↓
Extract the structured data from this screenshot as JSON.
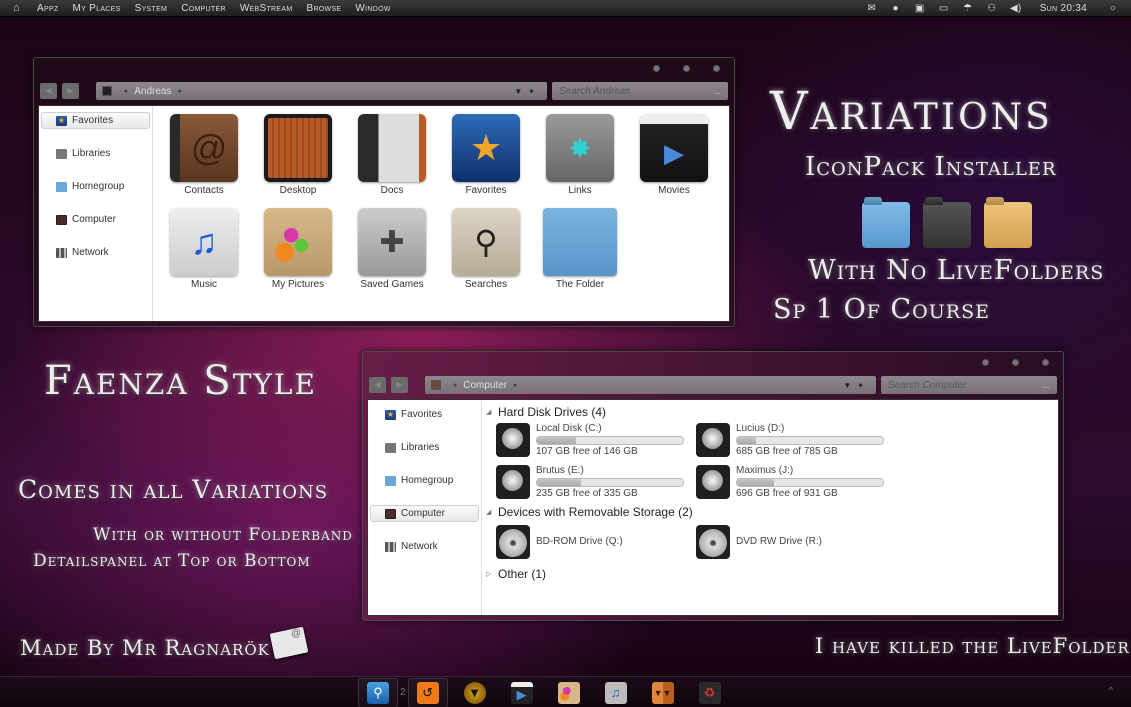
{
  "menubar": {
    "home_icon": "home-icon",
    "items": [
      "Appz",
      "My Places",
      "System",
      "Computer",
      "WebStream",
      "Browse",
      "Window"
    ],
    "tray_icons": [
      "mail-icon",
      "chat-icon",
      "lock-icon",
      "monitor-icon",
      "weather-icon",
      "users-icon",
      "volume-icon"
    ],
    "clock": "Sun 20:34",
    "search_icon": "search-icon"
  },
  "window1": {
    "address": "Andreas",
    "search_placeholder": "Search Andreas",
    "sidebar": [
      {
        "label": "Favorites",
        "icon": "star-icon",
        "selected": true
      },
      {
        "label": "Libraries",
        "icon": "library-icon",
        "selected": false
      },
      {
        "label": "Homegroup",
        "icon": "folder-icon",
        "selected": false
      },
      {
        "label": "Computer",
        "icon": "computer-icon",
        "selected": false
      },
      {
        "label": "Network",
        "icon": "network-icon",
        "selected": false
      }
    ],
    "items": [
      {
        "label": "Contacts",
        "icon": "contacts-icon"
      },
      {
        "label": "Desktop",
        "icon": "desktop-icon"
      },
      {
        "label": "Docs",
        "icon": "docs-icon"
      },
      {
        "label": "Favorites",
        "icon": "favorites-star-icon"
      },
      {
        "label": "Links",
        "icon": "links-globe-icon"
      },
      {
        "label": "Movies",
        "icon": "movies-clapper-icon"
      },
      {
        "label": "Music",
        "icon": "music-icon"
      },
      {
        "label": "My Pictures",
        "icon": "pictures-paint-icon"
      },
      {
        "label": "Saved Games",
        "icon": "gamepad-icon"
      },
      {
        "label": "Searches",
        "icon": "magnifier-icon"
      },
      {
        "label": "The Folder",
        "icon": "blue-folder-icon"
      }
    ]
  },
  "window2": {
    "address": "Computer",
    "search_placeholder": "Search Computer",
    "sidebar": [
      {
        "label": "Favorites",
        "selected": false
      },
      {
        "label": "Libraries",
        "selected": false
      },
      {
        "label": "Homegroup",
        "selected": false
      },
      {
        "label": "Computer",
        "selected": true
      },
      {
        "label": "Network",
        "selected": false
      }
    ],
    "groups": {
      "hdd": "Hard Disk Drives (4)",
      "removable": "Devices with Removable Storage (2)",
      "other": "Other (1)"
    },
    "drives": [
      {
        "name": "Local Disk (C:)",
        "status": "107 GB free of 146 GB",
        "used_fraction": 0.27
      },
      {
        "name": "Lucius (D:)",
        "status": "685 GB free of 785 GB",
        "used_fraction": 0.13
      },
      {
        "name": "Brutus (E:)",
        "status": "235 GB free of 335 GB",
        "used_fraction": 0.3
      },
      {
        "name": "Maximus (J:)",
        "status": "696 GB free of 931 GB",
        "used_fraction": 0.25
      }
    ],
    "removable": [
      {
        "name": "BD-ROM Drive (Q:)"
      },
      {
        "name": "DVD RW Drive (R:)"
      }
    ]
  },
  "promo": {
    "title": "Variations",
    "subtitle": "IconPack Installer",
    "folders": [
      {
        "name": "blue",
        "color": "#6aa7d6"
      },
      {
        "name": "dark",
        "color": "#4a4a4a"
      },
      {
        "name": "tan",
        "color": "#e2b468"
      }
    ],
    "line1": "With No LiveFolders",
    "line2": "Sp 1 Of Course",
    "faenza": "Faenza Style",
    "comes": "Comes in all Variations",
    "folderband": "With or without Folderband",
    "detailspanel": "Detailspanel at Top or Bottom",
    "made_by": "Made By Mr Ragnarök",
    "killed": "I have killed the LiveFolder"
  },
  "dock": {
    "badge": "2",
    "items": [
      "finder-search-icon",
      "undo-app-icon",
      "batman-app-icon",
      "movie-clapper-icon",
      "paint-app-icon",
      "itunes-icon",
      "archive-app-icon",
      "recycle-bin-icon"
    ],
    "tray_arrow": "^"
  }
}
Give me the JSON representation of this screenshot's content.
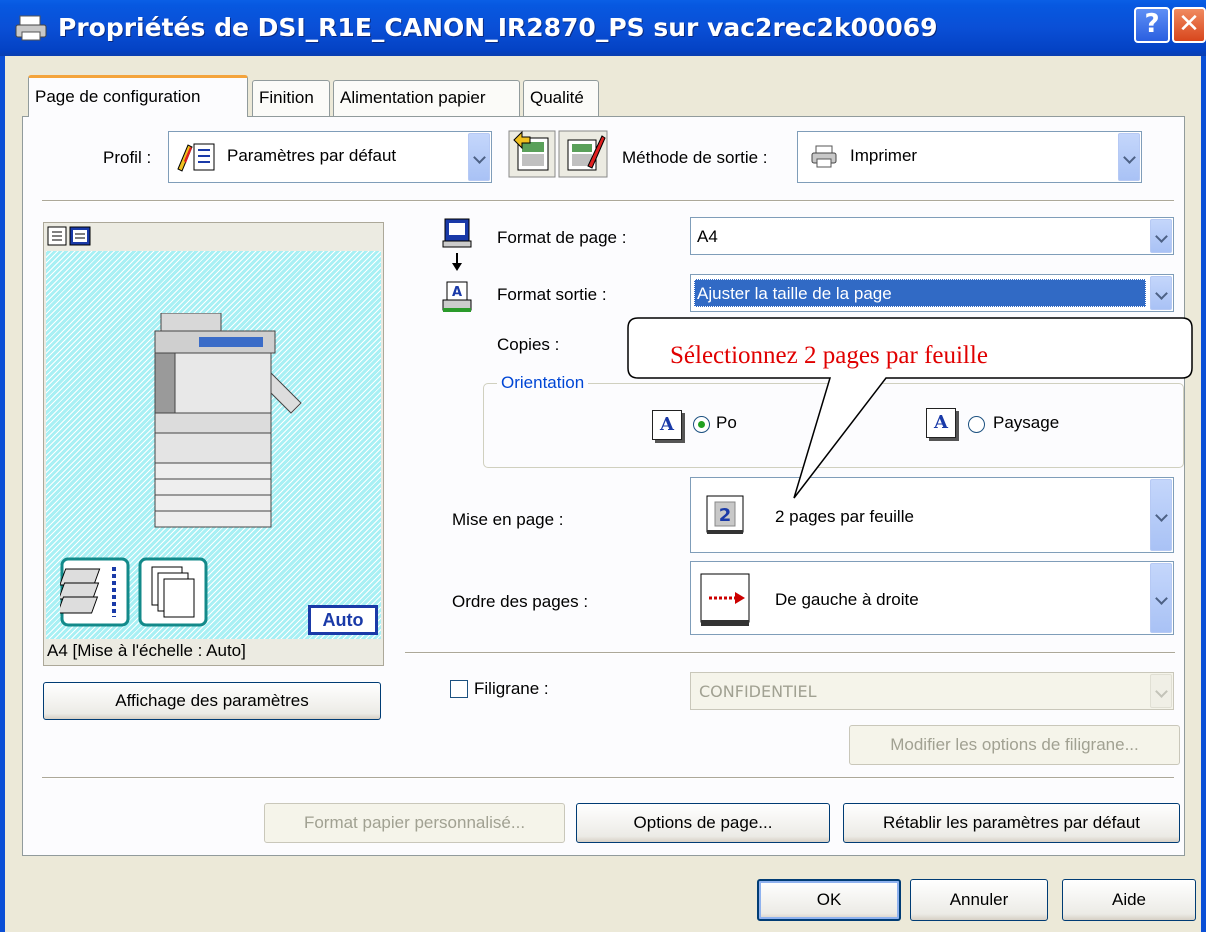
{
  "window": {
    "title": "Propriétés de DSI_R1E_CANON_IR2870_PS sur vac2rec2k00069",
    "help_label": "?",
    "close_label": "✕"
  },
  "tabs": [
    {
      "label": "Page de configuration",
      "active": true
    },
    {
      "label": "Finition",
      "active": false
    },
    {
      "label": "Alimentation papier",
      "active": false
    },
    {
      "label": "Qualité",
      "active": false
    }
  ],
  "profile": {
    "label": "Profil :",
    "value": "Paramètres par défaut",
    "output_method_label": "Méthode de sortie :",
    "output_method_value": "Imprimer"
  },
  "preview": {
    "caption": "A4 [Mise à l'échelle : Auto]",
    "auto_badge": "Auto",
    "settings_button": "Affichage des paramètres"
  },
  "page_size": {
    "label": "Format de page :",
    "value": "A4"
  },
  "output_size": {
    "label": "Format sortie :",
    "value": "Ajuster la taille de la page"
  },
  "copies": {
    "label": "Copies :"
  },
  "orientation": {
    "group_label": "Orientation",
    "portrait_label": "Po",
    "landscape_label": "Paysage",
    "selected": "portrait"
  },
  "layout": {
    "label": "Mise en page :",
    "value": "2 pages par feuille",
    "icon_digit": "2"
  },
  "page_order": {
    "label": "Ordre des pages :",
    "value": "De gauche à droite"
  },
  "watermark": {
    "label": "Filigrane :",
    "value": "CONFIDENTIEL",
    "checked": false,
    "options_button": "Modifier les options de filigrane..."
  },
  "buttons": {
    "custom_paper": "Format papier personnalisé...",
    "page_options": "Options de page...",
    "restore_defaults": "Rétablir les paramètres par défaut",
    "ok": "OK",
    "cancel": "Annuler",
    "help": "Aide"
  },
  "callout": {
    "text": "Sélectionnez 2 pages par feuille"
  },
  "colors": {
    "titlebar": "#0a4fd6",
    "active_tab_accent": "#f4a43c",
    "selection": "#316ac5",
    "preview_bg": "#a8f0f4",
    "callout_text": "#e00000"
  }
}
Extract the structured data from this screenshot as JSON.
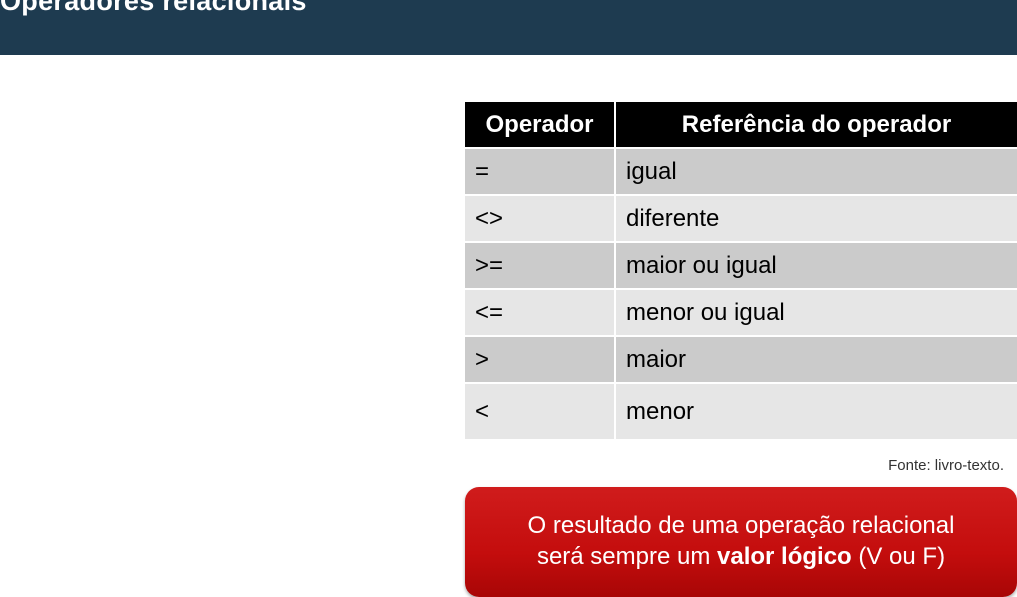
{
  "header": {
    "title": "Operadores relacionais"
  },
  "table": {
    "headers": [
      "Operador",
      "Referência do operador"
    ],
    "rows": [
      {
        "operator": "=",
        "reference": "igual"
      },
      {
        "operator": "<>",
        "reference": "diferente"
      },
      {
        "operator": ">=",
        "reference": "maior ou igual"
      },
      {
        "operator": "<=",
        "reference": "menor ou igual"
      },
      {
        "operator": ">",
        "reference": "maior"
      },
      {
        "operator": "<",
        "reference": "menor"
      }
    ]
  },
  "source": "Fonte: livro-texto.",
  "callout": {
    "line1": "O resultado de uma operação relacional",
    "line2_prefix": "será sempre um ",
    "line2_bold": "valor lógico",
    "line2_suffix": " (V ou F)"
  },
  "colors": {
    "title_bar": "#1e3b50",
    "table_header": "#000000",
    "row_dark": "#cbcbcb",
    "row_light": "#e6e6e6",
    "callout": "#c40d0d"
  }
}
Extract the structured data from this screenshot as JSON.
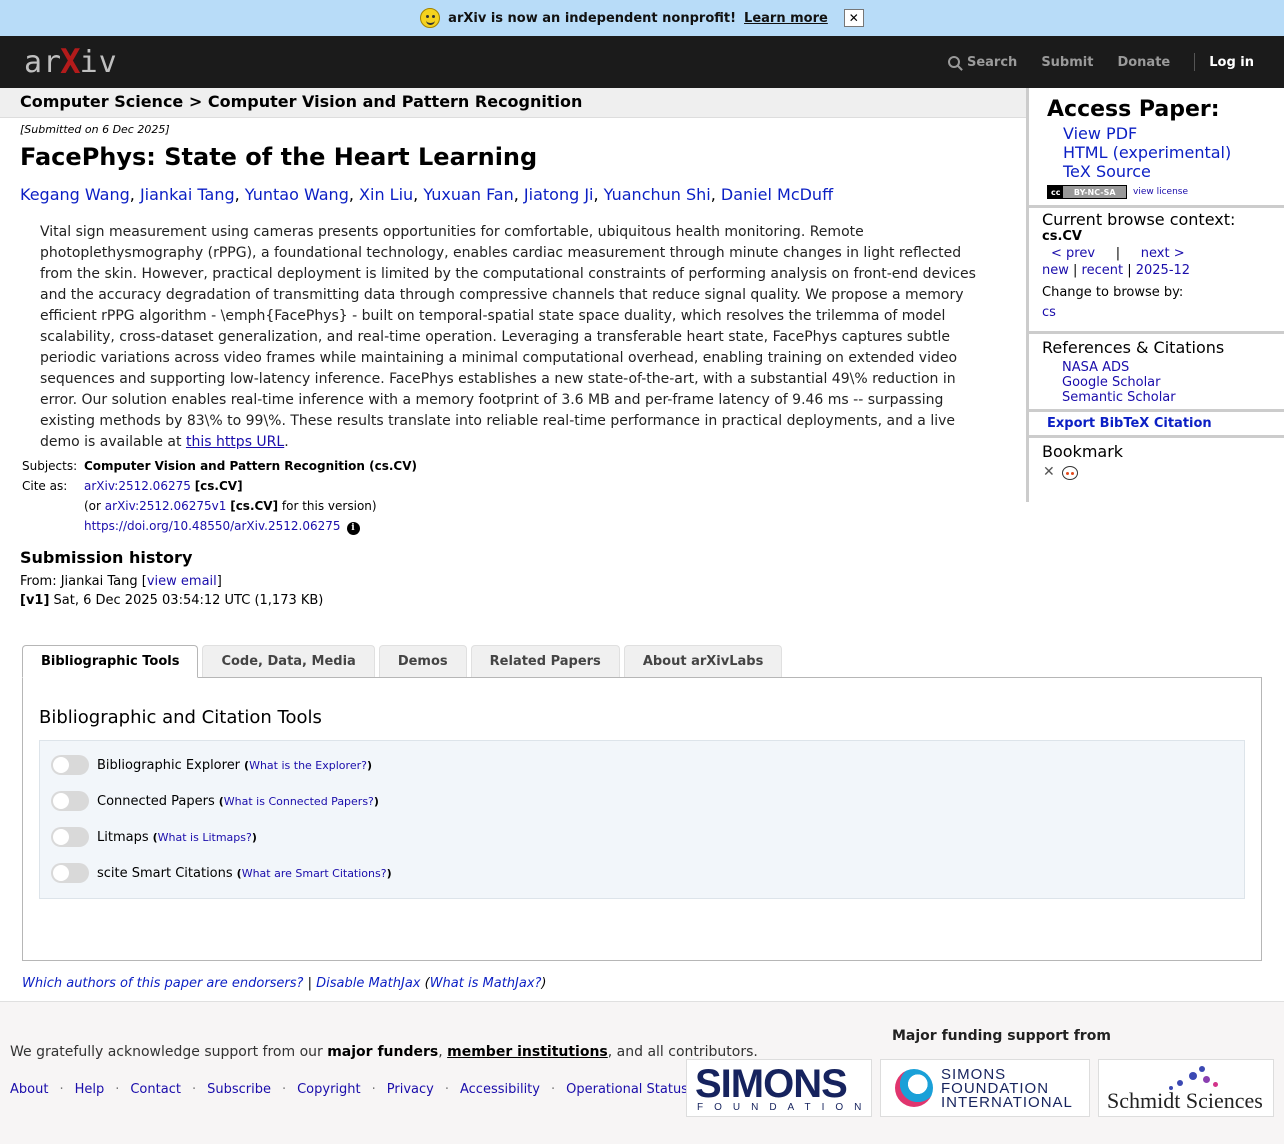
{
  "banner": {
    "message": "arXiv is now an independent nonprofit!",
    "learn_more": "Learn more",
    "close": "✕"
  },
  "header": {
    "logo_a": "ar",
    "logo_x": "X",
    "logo_b": "iv",
    "nav": {
      "search": "Search",
      "submit": "Submit",
      "donate": "Donate",
      "login": "Log in"
    }
  },
  "breadcrumb": "Computer Science > Computer Vision and Pattern Recognition",
  "paper": {
    "submitted": "[Submitted on 6 Dec 2025]",
    "title": "FacePhys: State of the Heart Learning",
    "authors": [
      "Kegang Wang",
      "Jiankai Tang",
      "Yuntao Wang",
      "Xin Liu",
      "Yuxuan Fan",
      "Jiatong Ji",
      "Yuanchun Shi",
      "Daniel McDuff"
    ],
    "author_sep": ", ",
    "abstract": "Vital sign measurement using cameras presents opportunities for comfortable, ubiquitous health monitoring. Remote photoplethysmography (rPPG), a foundational technology, enables cardiac measurement through minute changes in light reflected from the skin. However, practical deployment is limited by the computational constraints of performing analysis on front-end devices and the accuracy degradation of transmitting data through compressive channels that reduce signal quality. We propose a memory efficient rPPG algorithm - \\emph{FacePhys} - built on temporal-spatial state space duality, which resolves the trilemma of model scalability, cross-dataset generalization, and real-time operation. Leveraging a transferable heart state, FacePhys captures subtle periodic variations across video frames while maintaining a minimal computational overhead, enabling training on extended video sequences and supporting low-latency inference. FacePhys establishes a new state-of-the-art, with a substantial 49\\% reduction in error. Our solution enables real-time inference with a memory footprint of 3.6 MB and per-frame latency of 9.46 ms -- surpassing existing methods by 83\\% to 99\\%. These results translate into reliable real-time performance in practical deployments, and a live demo is available at ",
    "abstract_link": "this https URL",
    "abstract_end": "."
  },
  "meta": {
    "subjects_label": "Subjects:",
    "subjects_value": "Computer Vision and Pattern Recognition (cs.CV)",
    "cite_label": "Cite as:",
    "cite_id": "arXiv:2512.06275",
    "cite_cat": "[cs.CV]",
    "version_pre": "(or ",
    "version_id": "arXiv:2512.06275v1",
    "version_cat": "[cs.CV]",
    "version_post": " for this version)",
    "doi": "https://doi.org/10.48550/arXiv.2512.06275",
    "info_icon": "i"
  },
  "history": {
    "title": "Submission history",
    "from_pre": "From: Jiankai Tang [",
    "view_email": "view email",
    "from_post": "]",
    "version": "[v1]",
    "version_date": " Sat, 6 Dec 2025 03:54:12 UTC (1,173 KB)"
  },
  "tabs": [
    {
      "label": "Bibliographic Tools",
      "active": true
    },
    {
      "label": "Code, Data, Media"
    },
    {
      "label": "Demos"
    },
    {
      "label": "Related Papers"
    },
    {
      "label": "About arXivLabs"
    }
  ],
  "tools": {
    "title": "Bibliographic and Citation Tools",
    "items": [
      {
        "label": "Bibliographic Explorer",
        "help": "What is the Explorer?"
      },
      {
        "label": "Connected Papers",
        "help": "What is Connected Papers?"
      },
      {
        "label": "Litmaps",
        "help": "What is Litmaps?"
      },
      {
        "label": "scite Smart Citations",
        "help": "What are Smart Citations?"
      }
    ]
  },
  "endorse": {
    "endorsers": "Which authors of this paper are endorsers?",
    "sep": " | ",
    "mathjax": "Disable MathJax",
    "open": " (",
    "what_mathjax": "What is MathJax?",
    "close": ")"
  },
  "sidebar": {
    "access_title": "Access Paper:",
    "links": [
      "View PDF",
      "HTML (experimental)",
      "TeX Source"
    ],
    "license_badge_c": "cc",
    "license_badge_t": "BY-NC-SA",
    "view_license": "view license",
    "context_title": "Current browse context:",
    "context_cat": "cs.CV",
    "prev": "< prev",
    "nav_sep": "|",
    "next": "next >",
    "new": "new",
    "recent": "recent",
    "month": "2025-12",
    "bar": " | ",
    "change_browse": "Change to browse by:",
    "browse_cs": "cs",
    "refs_title": "References & Citations",
    "refs": [
      "NASA ADS",
      "Google Scholar",
      "Semantic Scholar"
    ],
    "bibtex": "Export BibTeX Citation",
    "bookmark_title": "Bookmark"
  },
  "footer": {
    "ack_pre": "We gratefully acknowledge support from our ",
    "major_funders": "major funders",
    "comma": ", ",
    "member_institutions": "member institutions",
    "ack_post": ", and all contributors.",
    "links": [
      "About",
      "Help",
      "Contact",
      "Subscribe",
      "Copyright",
      "Privacy",
      "Accessibility",
      "Operational Status"
    ],
    "dot": "·",
    "funding_title": "Major funding support from",
    "simons_big": "SIMONS",
    "simons_small": "FOUNDATION",
    "sfi_text": [
      "SIMONS",
      "FOUNDATION",
      "INTERNATIONAL"
    ],
    "schmidt": "Schmidt Sciences"
  }
}
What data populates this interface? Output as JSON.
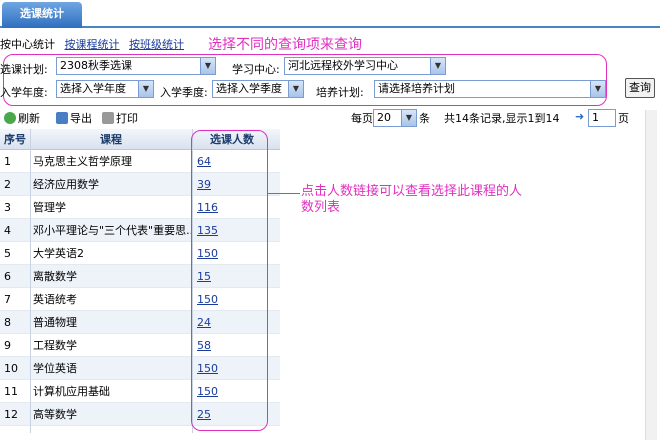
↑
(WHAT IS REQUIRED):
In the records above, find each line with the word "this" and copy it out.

(EXERCISE RESULT):
Extract the structured data from this screenshot as JSON.
Give me the JSON representation of this screenshot's content.
Extract the structured data from this screenshot as JSON.
Extract the structured data from this screenshot as JSON.
    "abstract_link": "this https URL",
    "version_post": " for this version)",
    "endorsers": "Which authors of this paper are endorsers?",
What data populates this interface? Output as JSON.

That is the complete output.